Assigned task - Reproduce every line of the listing exactly.

Data extracts -
------------------------------------------------------------
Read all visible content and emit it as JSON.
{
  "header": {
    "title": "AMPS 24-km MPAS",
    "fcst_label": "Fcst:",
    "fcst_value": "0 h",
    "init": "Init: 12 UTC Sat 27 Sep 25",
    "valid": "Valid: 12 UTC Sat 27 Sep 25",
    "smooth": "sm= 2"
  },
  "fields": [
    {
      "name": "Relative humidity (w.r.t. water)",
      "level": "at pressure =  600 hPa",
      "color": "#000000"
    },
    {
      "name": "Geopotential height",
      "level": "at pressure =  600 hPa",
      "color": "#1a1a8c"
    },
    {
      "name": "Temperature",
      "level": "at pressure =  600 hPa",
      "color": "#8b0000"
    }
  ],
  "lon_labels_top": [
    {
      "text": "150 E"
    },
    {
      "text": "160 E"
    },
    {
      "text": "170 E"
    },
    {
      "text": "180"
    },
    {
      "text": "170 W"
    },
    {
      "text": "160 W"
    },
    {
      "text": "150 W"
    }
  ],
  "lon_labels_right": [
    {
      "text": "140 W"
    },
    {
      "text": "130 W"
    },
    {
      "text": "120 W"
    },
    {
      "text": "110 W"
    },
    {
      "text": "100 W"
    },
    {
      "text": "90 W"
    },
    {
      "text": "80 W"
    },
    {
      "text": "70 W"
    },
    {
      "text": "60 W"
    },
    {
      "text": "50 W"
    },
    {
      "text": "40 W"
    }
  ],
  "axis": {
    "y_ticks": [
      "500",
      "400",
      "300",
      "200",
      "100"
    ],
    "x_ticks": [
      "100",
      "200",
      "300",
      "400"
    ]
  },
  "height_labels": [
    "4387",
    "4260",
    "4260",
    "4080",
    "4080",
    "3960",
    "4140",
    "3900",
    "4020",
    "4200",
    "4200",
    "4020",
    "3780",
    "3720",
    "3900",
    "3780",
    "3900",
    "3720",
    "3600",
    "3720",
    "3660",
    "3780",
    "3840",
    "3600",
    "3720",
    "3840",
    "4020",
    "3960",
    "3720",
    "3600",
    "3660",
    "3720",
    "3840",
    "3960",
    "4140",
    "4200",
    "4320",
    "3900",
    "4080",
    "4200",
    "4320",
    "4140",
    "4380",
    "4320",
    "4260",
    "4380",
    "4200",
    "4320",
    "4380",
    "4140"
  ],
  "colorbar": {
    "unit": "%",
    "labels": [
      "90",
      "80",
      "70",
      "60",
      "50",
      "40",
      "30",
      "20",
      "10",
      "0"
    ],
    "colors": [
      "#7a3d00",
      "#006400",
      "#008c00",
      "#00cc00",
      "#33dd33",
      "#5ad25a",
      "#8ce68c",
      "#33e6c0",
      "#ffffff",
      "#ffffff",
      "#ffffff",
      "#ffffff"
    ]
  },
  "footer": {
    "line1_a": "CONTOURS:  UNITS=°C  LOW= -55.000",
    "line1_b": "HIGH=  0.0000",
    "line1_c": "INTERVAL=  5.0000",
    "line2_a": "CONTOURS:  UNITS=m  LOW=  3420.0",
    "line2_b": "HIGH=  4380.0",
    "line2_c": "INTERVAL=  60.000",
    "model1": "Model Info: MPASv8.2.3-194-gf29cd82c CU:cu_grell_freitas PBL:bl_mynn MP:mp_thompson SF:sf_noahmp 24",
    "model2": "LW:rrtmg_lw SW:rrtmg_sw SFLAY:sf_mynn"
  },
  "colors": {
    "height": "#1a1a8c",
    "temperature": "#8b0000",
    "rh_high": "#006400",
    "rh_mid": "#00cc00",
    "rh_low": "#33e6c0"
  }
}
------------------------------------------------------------
Final answer -
Read all visible content and emit it as JSON.
{
  "header": {
    "title": "AMPS 24-km MPAS",
    "fcst_label": "Fcst:",
    "fcst_value": "0 h",
    "init": "Init: 12 UTC Sat 27 Sep 25",
    "valid": "Valid: 12 UTC Sat 27 Sep 25",
    "smooth": "sm= 2"
  },
  "fields": [
    {
      "name": "Relative humidity (w.r.t. water)",
      "level": "at pressure =  600 hPa",
      "color": "#000000"
    },
    {
      "name": "Geopotential height",
      "level": "at pressure =  600 hPa",
      "color": "#1a1a8c"
    },
    {
      "name": "Temperature",
      "level": "at pressure =  600 hPa",
      "color": "#8b0000"
    }
  ],
  "lon_labels_top": [
    {
      "text": "150 E"
    },
    {
      "text": "160 E"
    },
    {
      "text": "170 E"
    },
    {
      "text": "180"
    },
    {
      "text": "170 W"
    },
    {
      "text": "160 W"
    },
    {
      "text": "150 W"
    }
  ],
  "lon_labels_right": [
    {
      "text": "140 W"
    },
    {
      "text": "130 W"
    },
    {
      "text": "120 W"
    },
    {
      "text": "110 W"
    },
    {
      "text": "100 W"
    },
    {
      "text": "90 W"
    },
    {
      "text": "80 W"
    },
    {
      "text": "70 W"
    },
    {
      "text": "60 W"
    },
    {
      "text": "50 W"
    },
    {
      "text": "40 W"
    }
  ],
  "axis": {
    "y_ticks": [
      "500",
      "400",
      "300",
      "200",
      "100"
    ],
    "x_ticks": [
      "100",
      "200",
      "300",
      "400"
    ]
  },
  "height_labels": [
    "4387",
    "4260",
    "4260",
    "4080",
    "4080",
    "3960",
    "4140",
    "3900",
    "4020",
    "4200",
    "4200",
    "4020",
    "3780",
    "3720",
    "3900",
    "3780",
    "3900",
    "3720",
    "3600",
    "3720",
    "3660",
    "3780",
    "3840",
    "3600",
    "3720",
    "3840",
    "4020",
    "3960",
    "3720",
    "3600",
    "3660",
    "3720",
    "3840",
    "3960",
    "4140",
    "4200",
    "4320",
    "3900",
    "4080",
    "4200",
    "4320",
    "4140",
    "4380",
    "4320",
    "4260",
    "4380",
    "4200",
    "4320",
    "4380",
    "4140"
  ],
  "colorbar": {
    "unit": "%",
    "labels": [
      "90",
      "80",
      "70",
      "60",
      "50",
      "40",
      "30",
      "20",
      "10",
      "0"
    ],
    "colors": [
      "#7a3d00",
      "#006400",
      "#008c00",
      "#00cc00",
      "#33dd33",
      "#5ad25a",
      "#8ce68c",
      "#33e6c0",
      "#ffffff",
      "#ffffff",
      "#ffffff",
      "#ffffff"
    ]
  },
  "footer": {
    "line1_a": "CONTOURS:  UNITS=°C  LOW= -55.000",
    "line1_b": "HIGH=  0.0000",
    "line1_c": "INTERVAL=  5.0000",
    "line2_a": "CONTOURS:  UNITS=m  LOW=  3420.0",
    "line2_b": "HIGH=  4380.0",
    "line2_c": "INTERVAL=  60.000",
    "model1": "Model Info: MPASv8.2.3-194-gf29cd82c CU:cu_grell_freitas PBL:bl_mynn MP:mp_thompson SF:sf_noahmp 24",
    "model2": "LW:rrtmg_lw SW:rrtmg_sw SFLAY:sf_mynn"
  },
  "colors": {
    "height": "#1a1a8c",
    "temperature": "#8b0000",
    "rh_high": "#006400",
    "rh_mid": "#00cc00",
    "rh_low": "#33e6c0"
  }
}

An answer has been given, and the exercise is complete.